# TASK TO COMPLETE
Given the records below, set each one down again exactly as it reads.

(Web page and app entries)
+++
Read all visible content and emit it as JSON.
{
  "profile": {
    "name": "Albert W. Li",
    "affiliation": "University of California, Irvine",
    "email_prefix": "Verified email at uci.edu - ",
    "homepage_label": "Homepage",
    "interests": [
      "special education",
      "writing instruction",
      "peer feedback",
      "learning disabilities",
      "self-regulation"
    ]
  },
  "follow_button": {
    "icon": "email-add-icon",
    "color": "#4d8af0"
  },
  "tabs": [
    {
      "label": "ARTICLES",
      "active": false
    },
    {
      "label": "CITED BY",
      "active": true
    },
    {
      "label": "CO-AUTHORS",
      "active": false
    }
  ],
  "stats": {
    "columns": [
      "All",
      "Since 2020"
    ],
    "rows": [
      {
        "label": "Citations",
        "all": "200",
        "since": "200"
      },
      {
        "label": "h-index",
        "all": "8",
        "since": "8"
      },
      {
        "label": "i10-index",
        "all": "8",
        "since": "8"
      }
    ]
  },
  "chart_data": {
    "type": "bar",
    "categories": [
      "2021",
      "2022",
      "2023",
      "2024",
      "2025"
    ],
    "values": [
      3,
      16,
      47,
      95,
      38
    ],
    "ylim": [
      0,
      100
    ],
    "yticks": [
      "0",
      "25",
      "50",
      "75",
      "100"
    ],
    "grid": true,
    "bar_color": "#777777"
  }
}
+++
# RESULT OF THIS TASK
Read all visible content and emit it as JSON.
{
  "profile": {
    "name": "Albert W. Li",
    "affiliation": "University of California, Irvine",
    "email_prefix": "Verified email at uci.edu - ",
    "homepage_label": "Homepage",
    "interests": [
      "special education",
      "writing instruction",
      "peer feedback",
      "learning disabilities",
      "self-regulation"
    ]
  },
  "follow_button": {
    "icon": "email-add-icon",
    "color": "#4d8af0"
  },
  "tabs": [
    {
      "label": "ARTICLES",
      "active": false
    },
    {
      "label": "CITED BY",
      "active": true
    },
    {
      "label": "CO-AUTHORS",
      "active": false
    }
  ],
  "stats": {
    "columns": [
      "All",
      "Since 2020"
    ],
    "rows": [
      {
        "label": "Citations",
        "all": "200",
        "since": "200"
      },
      {
        "label": "h-index",
        "all": "8",
        "since": "8"
      },
      {
        "label": "i10-index",
        "all": "8",
        "since": "8"
      }
    ]
  },
  "chart_data": {
    "type": "bar",
    "categories": [
      "2021",
      "2022",
      "2023",
      "2024",
      "2025"
    ],
    "values": [
      3,
      16,
      47,
      95,
      38
    ],
    "ylim": [
      0,
      100
    ],
    "yticks": [
      "0",
      "25",
      "50",
      "75",
      "100"
    ],
    "grid": true,
    "bar_color": "#777777"
  }
}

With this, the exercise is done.